## DATA
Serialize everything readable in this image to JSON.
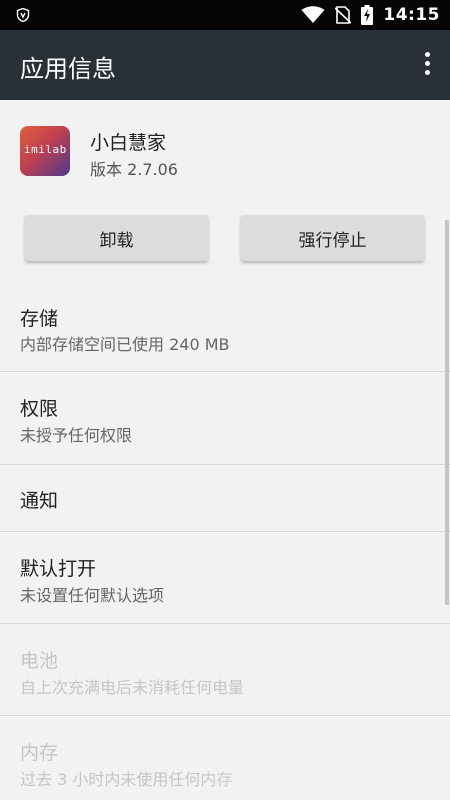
{
  "status_bar": {
    "time": "14:15",
    "icons": [
      "shield-icon",
      "wifi-icon",
      "no-sim-icon",
      "battery-charging-icon"
    ]
  },
  "app_bar": {
    "title": "应用信息",
    "more_icon": "more-vert-icon"
  },
  "app": {
    "name": "小白慧家",
    "version": "版本 2.7.06",
    "icon_text": "imilab"
  },
  "buttons": {
    "uninstall": "卸载",
    "force_stop": "强行停止"
  },
  "items": [
    {
      "title": "存储",
      "subtitle": "内部存储空间已使用 240 MB",
      "enabled": true
    },
    {
      "title": "权限",
      "subtitle": "未授予任何权限",
      "enabled": true
    },
    {
      "title": "通知",
      "subtitle": "",
      "enabled": true
    },
    {
      "title": "默认打开",
      "subtitle": "未设置任何默认选项",
      "enabled": true
    },
    {
      "title": "电池",
      "subtitle": "自上次充满电后未消耗任何电量",
      "enabled": false
    },
    {
      "title": "内存",
      "subtitle": "过去 3 小时内未使用任何内存",
      "enabled": false
    }
  ]
}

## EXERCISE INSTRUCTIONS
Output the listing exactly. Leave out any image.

## ANSWER SECTION
Serialize everything readable in this image to JSON.
{
  "status_bar": {
    "time": "14:15",
    "icons": [
      "shield-icon",
      "wifi-icon",
      "no-sim-icon",
      "battery-charging-icon"
    ]
  },
  "app_bar": {
    "title": "应用信息",
    "more_icon": "more-vert-icon"
  },
  "app": {
    "name": "小白慧家",
    "version": "版本 2.7.06",
    "icon_text": "imilab"
  },
  "buttons": {
    "uninstall": "卸载",
    "force_stop": "强行停止"
  },
  "items": [
    {
      "title": "存储",
      "subtitle": "内部存储空间已使用 240 MB",
      "enabled": true
    },
    {
      "title": "权限",
      "subtitle": "未授予任何权限",
      "enabled": true
    },
    {
      "title": "通知",
      "subtitle": "",
      "enabled": true
    },
    {
      "title": "默认打开",
      "subtitle": "未设置任何默认选项",
      "enabled": true
    },
    {
      "title": "电池",
      "subtitle": "自上次充满电后未消耗任何电量",
      "enabled": false
    },
    {
      "title": "内存",
      "subtitle": "过去 3 小时内未使用任何内存",
      "enabled": false
    }
  ]
}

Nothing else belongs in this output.